**Your goal**
Set each entry down exactly as written.

**Element data from apps and pages**

= = = = = = =

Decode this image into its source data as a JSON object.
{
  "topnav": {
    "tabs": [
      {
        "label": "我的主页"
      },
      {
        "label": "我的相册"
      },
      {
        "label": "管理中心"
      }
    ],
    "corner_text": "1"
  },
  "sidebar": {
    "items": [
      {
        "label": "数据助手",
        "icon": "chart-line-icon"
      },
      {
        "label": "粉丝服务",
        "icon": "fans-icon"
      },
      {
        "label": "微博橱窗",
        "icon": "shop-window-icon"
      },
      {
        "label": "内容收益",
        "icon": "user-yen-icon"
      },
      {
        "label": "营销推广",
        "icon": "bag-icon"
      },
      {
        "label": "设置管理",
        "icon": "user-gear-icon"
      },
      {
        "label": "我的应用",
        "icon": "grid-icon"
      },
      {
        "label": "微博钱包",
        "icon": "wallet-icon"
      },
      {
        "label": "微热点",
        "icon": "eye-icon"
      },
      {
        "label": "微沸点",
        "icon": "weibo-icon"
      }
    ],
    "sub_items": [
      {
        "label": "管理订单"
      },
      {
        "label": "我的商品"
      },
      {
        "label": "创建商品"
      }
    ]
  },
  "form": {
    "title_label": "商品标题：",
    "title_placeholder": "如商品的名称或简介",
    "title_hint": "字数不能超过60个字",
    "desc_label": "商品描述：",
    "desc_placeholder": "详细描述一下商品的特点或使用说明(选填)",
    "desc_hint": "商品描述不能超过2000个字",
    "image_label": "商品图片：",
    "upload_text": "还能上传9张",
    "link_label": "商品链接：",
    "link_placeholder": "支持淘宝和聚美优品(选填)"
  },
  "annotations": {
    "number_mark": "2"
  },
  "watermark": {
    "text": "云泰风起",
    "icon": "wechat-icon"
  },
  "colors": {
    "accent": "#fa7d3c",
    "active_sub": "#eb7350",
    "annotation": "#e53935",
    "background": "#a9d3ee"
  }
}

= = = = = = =

**Written answer**
Decode this image into its source data as a JSON object.
{
  "topnav": {
    "tabs": [
      {
        "label": "我的主页"
      },
      {
        "label": "我的相册"
      },
      {
        "label": "管理中心"
      }
    ],
    "corner_text": "1"
  },
  "sidebar": {
    "items": [
      {
        "label": "数据助手",
        "icon": "chart-line-icon"
      },
      {
        "label": "粉丝服务",
        "icon": "fans-icon"
      },
      {
        "label": "微博橱窗",
        "icon": "shop-window-icon"
      },
      {
        "label": "内容收益",
        "icon": "user-yen-icon"
      },
      {
        "label": "营销推广",
        "icon": "bag-icon"
      },
      {
        "label": "设置管理",
        "icon": "user-gear-icon"
      },
      {
        "label": "我的应用",
        "icon": "grid-icon"
      },
      {
        "label": "微博钱包",
        "icon": "wallet-icon"
      },
      {
        "label": "微热点",
        "icon": "eye-icon"
      },
      {
        "label": "微沸点",
        "icon": "weibo-icon"
      }
    ],
    "sub_items": [
      {
        "label": "管理订单"
      },
      {
        "label": "我的商品"
      },
      {
        "label": "创建商品"
      }
    ]
  },
  "form": {
    "title_label": "商品标题：",
    "title_placeholder": "如商品的名称或简介",
    "title_hint": "字数不能超过60个字",
    "desc_label": "商品描述：",
    "desc_placeholder": "详细描述一下商品的特点或使用说明(选填)",
    "desc_hint": "商品描述不能超过2000个字",
    "image_label": "商品图片：",
    "upload_text": "还能上传9张",
    "link_label": "商品链接：",
    "link_placeholder": "支持淘宝和聚美优品(选填)"
  },
  "annotations": {
    "number_mark": "2"
  },
  "watermark": {
    "text": "云泰风起",
    "icon": "wechat-icon"
  },
  "colors": {
    "accent": "#fa7d3c",
    "active_sub": "#eb7350",
    "annotation": "#e53935",
    "background": "#a9d3ee"
  }
}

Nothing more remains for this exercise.